Healthy eating is important at any age. Giving the body the right nutrients and maintaining a healthy weight can help one stay active and independent. Older patients with chronic conditions such as diabetes, heart disease, or stomach problems, however, must be very deliberate about their nutrition and dietary planning. Diet plays a vital role in the effectiveness of medications, physical therapy, and mental health.
Malnutrition is due to under nutrition, nutrient deficiencies or imbalances. Unfortunately, for a variety of reasons many older adults are not eating as well as they should, which can lead to poor nutrition or malnutrition, easily being mistaken as a disease or illness. Nearly 3.5 million older adults are malnourished. Healthcare providers should be aware of signs of malnutrition such as loss of appetite, weight loss/gain, general malaise or lack of overall interest in health and wellness.
The meaning and examples of healthy eating changes with aging as metabolism slows down and digestion of certain foods become more difficult. For example, older patients with cognitive impairment or trauma are especially at risk of malnutrition. Alzheimer or cancer patients may need more of certain nutrients.
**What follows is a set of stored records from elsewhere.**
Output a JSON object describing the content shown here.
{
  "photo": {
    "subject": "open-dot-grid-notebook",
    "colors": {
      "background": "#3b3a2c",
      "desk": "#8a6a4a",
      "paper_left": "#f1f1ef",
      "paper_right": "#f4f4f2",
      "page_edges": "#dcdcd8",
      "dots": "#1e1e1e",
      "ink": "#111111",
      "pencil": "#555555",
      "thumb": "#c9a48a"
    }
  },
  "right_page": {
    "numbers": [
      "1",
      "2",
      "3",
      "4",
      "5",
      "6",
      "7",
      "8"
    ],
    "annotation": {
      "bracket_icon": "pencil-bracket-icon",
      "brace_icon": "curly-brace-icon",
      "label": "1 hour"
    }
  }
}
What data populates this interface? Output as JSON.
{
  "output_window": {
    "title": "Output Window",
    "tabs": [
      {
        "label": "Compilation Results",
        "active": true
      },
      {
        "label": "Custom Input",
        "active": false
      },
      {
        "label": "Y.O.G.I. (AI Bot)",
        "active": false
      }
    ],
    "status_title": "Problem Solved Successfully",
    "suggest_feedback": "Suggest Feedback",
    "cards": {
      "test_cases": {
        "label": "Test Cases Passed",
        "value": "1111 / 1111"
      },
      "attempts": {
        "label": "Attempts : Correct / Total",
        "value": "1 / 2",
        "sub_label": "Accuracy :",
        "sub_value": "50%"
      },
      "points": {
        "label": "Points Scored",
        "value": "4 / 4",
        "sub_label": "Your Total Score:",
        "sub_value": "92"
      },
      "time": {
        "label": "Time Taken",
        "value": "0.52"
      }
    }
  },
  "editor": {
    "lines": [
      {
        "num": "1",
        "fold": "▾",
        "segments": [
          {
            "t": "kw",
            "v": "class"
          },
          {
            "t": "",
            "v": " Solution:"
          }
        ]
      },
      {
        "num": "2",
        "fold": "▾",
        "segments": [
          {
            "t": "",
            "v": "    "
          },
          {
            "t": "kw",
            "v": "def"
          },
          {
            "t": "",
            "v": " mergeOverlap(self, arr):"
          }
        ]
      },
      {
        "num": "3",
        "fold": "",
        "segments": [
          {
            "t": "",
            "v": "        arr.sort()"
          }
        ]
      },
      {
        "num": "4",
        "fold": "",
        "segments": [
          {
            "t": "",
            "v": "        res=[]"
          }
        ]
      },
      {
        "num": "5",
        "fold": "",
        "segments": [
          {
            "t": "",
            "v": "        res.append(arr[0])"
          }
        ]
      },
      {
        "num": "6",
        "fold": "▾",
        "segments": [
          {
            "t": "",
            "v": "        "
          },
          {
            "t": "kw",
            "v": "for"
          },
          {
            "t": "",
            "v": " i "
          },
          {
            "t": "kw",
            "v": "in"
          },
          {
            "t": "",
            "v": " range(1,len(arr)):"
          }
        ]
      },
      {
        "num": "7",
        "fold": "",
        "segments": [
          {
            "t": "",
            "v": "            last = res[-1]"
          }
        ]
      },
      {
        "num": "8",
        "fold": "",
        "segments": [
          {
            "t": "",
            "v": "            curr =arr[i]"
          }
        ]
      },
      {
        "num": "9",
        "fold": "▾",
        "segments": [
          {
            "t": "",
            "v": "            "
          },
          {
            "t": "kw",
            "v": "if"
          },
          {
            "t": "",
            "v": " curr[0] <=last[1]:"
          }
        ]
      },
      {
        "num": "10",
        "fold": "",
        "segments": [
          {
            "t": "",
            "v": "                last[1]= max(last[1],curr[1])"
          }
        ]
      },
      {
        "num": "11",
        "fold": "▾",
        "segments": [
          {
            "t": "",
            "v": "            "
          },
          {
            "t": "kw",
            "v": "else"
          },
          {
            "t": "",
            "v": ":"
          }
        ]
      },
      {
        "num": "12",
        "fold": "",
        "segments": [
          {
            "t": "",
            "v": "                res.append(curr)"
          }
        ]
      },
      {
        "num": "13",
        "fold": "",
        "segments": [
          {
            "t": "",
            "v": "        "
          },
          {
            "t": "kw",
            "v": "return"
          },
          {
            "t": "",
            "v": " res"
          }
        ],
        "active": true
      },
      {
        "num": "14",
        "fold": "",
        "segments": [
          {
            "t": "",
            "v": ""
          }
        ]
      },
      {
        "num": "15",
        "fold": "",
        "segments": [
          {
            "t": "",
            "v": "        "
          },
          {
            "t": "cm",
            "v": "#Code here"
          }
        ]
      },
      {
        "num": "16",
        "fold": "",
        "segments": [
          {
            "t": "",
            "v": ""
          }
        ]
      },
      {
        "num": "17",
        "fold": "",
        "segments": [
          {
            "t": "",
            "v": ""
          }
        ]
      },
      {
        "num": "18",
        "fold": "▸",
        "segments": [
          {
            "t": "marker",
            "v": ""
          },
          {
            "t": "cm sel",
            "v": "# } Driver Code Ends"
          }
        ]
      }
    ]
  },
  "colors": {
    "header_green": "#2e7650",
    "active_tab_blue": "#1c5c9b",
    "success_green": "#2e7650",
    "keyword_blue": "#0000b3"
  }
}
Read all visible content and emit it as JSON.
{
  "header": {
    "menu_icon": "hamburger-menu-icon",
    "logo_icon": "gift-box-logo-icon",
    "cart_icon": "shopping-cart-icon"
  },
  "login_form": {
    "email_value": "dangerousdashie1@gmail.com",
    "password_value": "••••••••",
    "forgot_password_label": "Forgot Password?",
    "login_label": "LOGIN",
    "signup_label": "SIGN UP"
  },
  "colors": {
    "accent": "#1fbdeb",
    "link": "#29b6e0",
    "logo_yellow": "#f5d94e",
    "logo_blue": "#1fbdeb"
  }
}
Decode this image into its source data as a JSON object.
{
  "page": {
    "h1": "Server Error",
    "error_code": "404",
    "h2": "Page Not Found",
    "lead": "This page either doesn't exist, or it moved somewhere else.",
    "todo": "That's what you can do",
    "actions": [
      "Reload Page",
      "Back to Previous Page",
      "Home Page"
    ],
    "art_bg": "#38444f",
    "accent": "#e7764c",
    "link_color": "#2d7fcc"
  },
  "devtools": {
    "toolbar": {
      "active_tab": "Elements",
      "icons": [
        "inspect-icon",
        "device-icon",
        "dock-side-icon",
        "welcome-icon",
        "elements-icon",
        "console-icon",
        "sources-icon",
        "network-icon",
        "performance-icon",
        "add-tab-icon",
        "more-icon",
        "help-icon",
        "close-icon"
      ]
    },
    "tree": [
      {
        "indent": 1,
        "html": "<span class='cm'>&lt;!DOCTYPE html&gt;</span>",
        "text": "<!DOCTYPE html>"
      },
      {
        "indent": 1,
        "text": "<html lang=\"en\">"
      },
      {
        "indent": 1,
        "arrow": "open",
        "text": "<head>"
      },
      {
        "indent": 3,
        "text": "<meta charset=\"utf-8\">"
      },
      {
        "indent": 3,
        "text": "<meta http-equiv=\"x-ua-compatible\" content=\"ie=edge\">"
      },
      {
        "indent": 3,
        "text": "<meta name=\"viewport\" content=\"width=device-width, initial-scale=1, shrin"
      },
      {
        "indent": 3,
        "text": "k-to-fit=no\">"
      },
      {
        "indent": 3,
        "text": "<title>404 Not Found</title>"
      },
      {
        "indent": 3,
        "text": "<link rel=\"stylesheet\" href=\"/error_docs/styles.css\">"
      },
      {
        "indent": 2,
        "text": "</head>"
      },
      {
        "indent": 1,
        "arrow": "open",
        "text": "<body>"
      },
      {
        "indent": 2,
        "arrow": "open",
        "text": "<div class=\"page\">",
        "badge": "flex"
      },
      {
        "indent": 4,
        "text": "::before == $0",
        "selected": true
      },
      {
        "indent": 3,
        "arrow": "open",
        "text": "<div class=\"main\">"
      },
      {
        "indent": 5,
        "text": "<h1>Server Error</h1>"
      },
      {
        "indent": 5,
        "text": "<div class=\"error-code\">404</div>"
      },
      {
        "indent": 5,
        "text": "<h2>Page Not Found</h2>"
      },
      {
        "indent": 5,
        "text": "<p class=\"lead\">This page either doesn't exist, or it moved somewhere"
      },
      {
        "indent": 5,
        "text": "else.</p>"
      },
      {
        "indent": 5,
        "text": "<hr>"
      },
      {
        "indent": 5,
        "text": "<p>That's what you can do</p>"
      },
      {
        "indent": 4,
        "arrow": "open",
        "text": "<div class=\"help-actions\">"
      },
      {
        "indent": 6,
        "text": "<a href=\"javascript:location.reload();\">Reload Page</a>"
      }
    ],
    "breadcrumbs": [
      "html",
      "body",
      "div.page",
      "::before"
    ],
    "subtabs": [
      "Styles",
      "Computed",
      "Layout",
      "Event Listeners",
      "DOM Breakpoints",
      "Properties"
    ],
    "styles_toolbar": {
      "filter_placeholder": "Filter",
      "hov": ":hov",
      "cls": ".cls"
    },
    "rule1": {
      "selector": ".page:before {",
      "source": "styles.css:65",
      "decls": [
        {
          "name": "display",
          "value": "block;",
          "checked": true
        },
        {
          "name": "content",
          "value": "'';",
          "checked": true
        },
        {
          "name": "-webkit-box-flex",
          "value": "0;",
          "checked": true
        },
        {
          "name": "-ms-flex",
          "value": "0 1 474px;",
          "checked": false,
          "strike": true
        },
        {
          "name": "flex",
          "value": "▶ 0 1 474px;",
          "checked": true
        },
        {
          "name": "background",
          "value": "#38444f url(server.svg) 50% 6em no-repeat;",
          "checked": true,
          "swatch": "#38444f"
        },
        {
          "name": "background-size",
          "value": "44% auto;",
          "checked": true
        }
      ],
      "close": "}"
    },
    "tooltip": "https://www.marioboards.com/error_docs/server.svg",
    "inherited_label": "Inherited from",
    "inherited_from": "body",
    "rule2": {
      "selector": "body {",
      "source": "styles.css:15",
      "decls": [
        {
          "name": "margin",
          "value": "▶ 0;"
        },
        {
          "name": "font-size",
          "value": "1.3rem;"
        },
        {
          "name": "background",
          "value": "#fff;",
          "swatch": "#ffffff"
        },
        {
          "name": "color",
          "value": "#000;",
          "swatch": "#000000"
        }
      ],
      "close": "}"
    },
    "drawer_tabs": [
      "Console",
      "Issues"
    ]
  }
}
Other changes in body function may impact nutritional intake, such as dentition, or the makeup of a set of teeth (e.g. number of teeth, loss of teeth and/or ill-fitting dentures). Gastrointestinal changes such as chronic gastritis, delayed stomach emptying, constipation and bloating may lead to avoiding healthy foods, such a fruits, and vegetables.
With aging and managing chronic conditions it’s increasingly important to choose foods that provide the best nutritional value and that align with medical restrictions and therapies. Chronic Care Management (CCM) and Transitional Care Management (TCM) teams can conduct the right assessment of older patients informing healthcare providers of risks for malnutrition. Care Managers can work with older patients and their caregivers reminding them monthly of the importance of meeting dietary needs and adhering to any dietary restrictions.
Care Managers can help monitor weight loss/gain, remind patients to stay hydrated, and even discuss financial concerns that affect food purchasing. For example, many older patients may be eligible for food and nutritional assistance programs such as Supplemental Nutrition Assistance Program (SNAP) which can provide much-needed help buying food. Adults over 65 years old can receive $113 each month on average in SNAP benefits.
Nutritional needs change as we age. Some of this may be due to loss of a spouse or family member, diminished interest in cooking, concerns about eating alone or limited mobility affecting shopping and food access. Nursing facilities, or hospitals that do not ensure adequate nutrition may also pose a risk to older patients with chronic conditions. CCM and TCM Care Managers can support providers and patients alike in ensuring adequate nutrition necessary for health, vitality, and quality of life.